The Coast is where Ecuadorian food shines. The entire Coast is blessed with culinary riches, and it’s easy to eat delicious, healthy food there. Manabí cooking, in particular, rates among the country’s best, and it is a big reason so many Ecuadorian ex-pats long for home.
Of course, the staple of coastal cuisine is seafood, with the great fruits of the sea arriving fresh from the fishing boat at ports across the country. The most widely found seafood dish is Corvina, which means sea bass but is usually whatever white fish happens to be available that day. When it’s Corvina, it’s worth seeking out.
Ceviche is superb in Ecuador. This delicious dish consists of uncooked seafood marinated in lemon juice and seasoned with thinly sliced onion and herbs. It’s served cold and, on a hot afternoon, goes down divinely with popcorn and a cold beer. Ceviche is prepared with fish, shellfish, shrimp, squid, or some combination. Only shrimp is cooked before being marinated.
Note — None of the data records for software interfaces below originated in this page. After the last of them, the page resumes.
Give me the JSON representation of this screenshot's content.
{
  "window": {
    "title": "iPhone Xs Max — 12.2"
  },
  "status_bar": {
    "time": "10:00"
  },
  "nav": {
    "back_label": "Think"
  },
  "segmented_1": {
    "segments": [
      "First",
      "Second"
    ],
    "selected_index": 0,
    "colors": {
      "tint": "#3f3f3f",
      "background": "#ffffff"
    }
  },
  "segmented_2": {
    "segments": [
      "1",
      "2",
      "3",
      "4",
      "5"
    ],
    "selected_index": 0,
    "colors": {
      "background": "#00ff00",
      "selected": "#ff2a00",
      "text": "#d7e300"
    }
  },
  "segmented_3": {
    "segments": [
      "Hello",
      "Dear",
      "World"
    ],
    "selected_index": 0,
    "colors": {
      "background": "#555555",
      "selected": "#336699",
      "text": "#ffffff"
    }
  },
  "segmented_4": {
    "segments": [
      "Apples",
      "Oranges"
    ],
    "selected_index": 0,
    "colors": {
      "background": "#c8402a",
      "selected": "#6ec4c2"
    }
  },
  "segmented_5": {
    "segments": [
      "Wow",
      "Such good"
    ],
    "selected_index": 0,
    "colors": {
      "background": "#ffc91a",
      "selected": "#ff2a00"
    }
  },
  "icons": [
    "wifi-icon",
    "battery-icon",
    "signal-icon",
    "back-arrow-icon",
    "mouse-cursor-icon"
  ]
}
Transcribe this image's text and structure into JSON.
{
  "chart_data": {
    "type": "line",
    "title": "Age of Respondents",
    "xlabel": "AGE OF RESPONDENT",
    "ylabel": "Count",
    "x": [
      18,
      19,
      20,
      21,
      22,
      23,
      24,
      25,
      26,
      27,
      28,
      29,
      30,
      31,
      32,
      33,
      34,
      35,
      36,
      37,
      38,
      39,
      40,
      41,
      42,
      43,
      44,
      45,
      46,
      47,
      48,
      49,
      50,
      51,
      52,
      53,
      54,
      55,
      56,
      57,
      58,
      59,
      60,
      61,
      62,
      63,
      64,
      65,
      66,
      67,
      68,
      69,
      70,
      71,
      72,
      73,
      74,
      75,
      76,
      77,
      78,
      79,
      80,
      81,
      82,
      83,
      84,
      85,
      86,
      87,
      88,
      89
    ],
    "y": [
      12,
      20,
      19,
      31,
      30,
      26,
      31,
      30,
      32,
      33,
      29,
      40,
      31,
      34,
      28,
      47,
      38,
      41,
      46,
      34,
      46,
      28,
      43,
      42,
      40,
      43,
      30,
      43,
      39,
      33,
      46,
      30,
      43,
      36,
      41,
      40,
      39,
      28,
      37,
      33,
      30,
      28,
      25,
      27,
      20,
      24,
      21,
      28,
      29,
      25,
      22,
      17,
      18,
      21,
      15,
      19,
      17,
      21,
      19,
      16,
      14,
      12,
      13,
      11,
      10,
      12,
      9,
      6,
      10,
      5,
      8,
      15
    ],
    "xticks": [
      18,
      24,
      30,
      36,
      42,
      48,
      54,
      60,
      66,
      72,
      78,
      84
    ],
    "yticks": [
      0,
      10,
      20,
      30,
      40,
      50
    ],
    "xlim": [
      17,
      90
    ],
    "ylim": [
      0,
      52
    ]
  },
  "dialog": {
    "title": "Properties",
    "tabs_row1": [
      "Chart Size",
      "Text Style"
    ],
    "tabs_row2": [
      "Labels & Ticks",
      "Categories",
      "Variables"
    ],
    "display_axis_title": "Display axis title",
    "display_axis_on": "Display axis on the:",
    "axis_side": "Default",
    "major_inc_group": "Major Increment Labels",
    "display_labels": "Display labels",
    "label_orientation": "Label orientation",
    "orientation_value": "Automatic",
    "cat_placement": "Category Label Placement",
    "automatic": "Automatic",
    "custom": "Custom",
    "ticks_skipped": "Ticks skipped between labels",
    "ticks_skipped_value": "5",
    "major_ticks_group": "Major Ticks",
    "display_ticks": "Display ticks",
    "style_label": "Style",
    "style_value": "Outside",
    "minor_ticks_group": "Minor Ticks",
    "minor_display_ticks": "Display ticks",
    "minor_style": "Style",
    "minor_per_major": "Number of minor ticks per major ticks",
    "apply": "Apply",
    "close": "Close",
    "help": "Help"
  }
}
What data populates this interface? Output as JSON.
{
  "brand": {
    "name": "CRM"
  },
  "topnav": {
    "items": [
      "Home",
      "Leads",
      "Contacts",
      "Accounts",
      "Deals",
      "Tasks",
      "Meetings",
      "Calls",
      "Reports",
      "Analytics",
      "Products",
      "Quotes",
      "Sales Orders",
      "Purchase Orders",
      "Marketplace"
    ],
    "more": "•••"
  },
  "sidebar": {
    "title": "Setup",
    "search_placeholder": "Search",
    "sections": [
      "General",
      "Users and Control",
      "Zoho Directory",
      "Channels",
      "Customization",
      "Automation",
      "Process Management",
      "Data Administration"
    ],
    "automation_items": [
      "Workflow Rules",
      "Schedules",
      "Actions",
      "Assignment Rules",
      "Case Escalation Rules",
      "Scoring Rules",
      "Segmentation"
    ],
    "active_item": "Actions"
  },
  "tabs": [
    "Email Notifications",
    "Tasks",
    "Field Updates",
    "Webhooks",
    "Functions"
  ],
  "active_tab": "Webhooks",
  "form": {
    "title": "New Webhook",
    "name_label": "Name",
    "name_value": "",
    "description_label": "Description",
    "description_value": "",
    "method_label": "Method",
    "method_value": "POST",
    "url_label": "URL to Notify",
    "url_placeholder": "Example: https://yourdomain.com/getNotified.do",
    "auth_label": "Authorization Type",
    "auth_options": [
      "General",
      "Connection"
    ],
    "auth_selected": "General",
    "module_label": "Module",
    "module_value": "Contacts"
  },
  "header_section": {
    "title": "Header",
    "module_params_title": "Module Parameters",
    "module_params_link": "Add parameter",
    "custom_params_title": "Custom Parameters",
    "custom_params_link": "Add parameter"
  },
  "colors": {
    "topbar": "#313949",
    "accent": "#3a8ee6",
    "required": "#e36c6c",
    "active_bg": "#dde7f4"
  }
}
Improperly prepared ceviche can make you sick (and even spread cholera), but careful restaurants in Ecuador are aware of this and make ceviche under sanitary conditions.
Esmeraldas province, a sizeable Afro-Ecuadorian population, is home to some interesting African-influenced specialties, including the downright sublime encocado, shrimp, or fish in a creamy spiced coconut sauce. Guayas province, especially the town of Playas, is famous for its crab, which is cooked whole and served in piles as big as your appetite, along with a wooden hammer for cracking open the shells. It’s one of the most pleasurable (and messy!) Culinary experiences in the country. Guayas is also famous for its Seco de Chivo (goat stew), an Ecuadorian classic. If you’re not keen on goat, look for Seco de Pollo, the same dish made with chicken.
Plantains and bananas play a considerable role in coastal cooking. One tasty and intriguing dish is sopa de bola de Verde, a thick peanut-based soup with seasoned, mashed-plantain balls floating in it. And as you’re busing along the northern Coast, kids often board the bus selling corviche (a delicious plantain dumpling stuffed with seafood or shrimp) from big baskets dangling from their arms.
Seafood soups are often outstanding. One of the most popular (and a cheap way to fill the belly) is encebollado, a brothy seafood and onion soup poured over yuca and served with chifles (fried banana chips) and popcorn. It’s usually eaten in the morning or for lunch. Another fabulous soup is sopa marinera(seafood), a fine broth-which can range from clear to thick and peanuty – loaded with fish, shellfish, shrimp, and sometimes crab.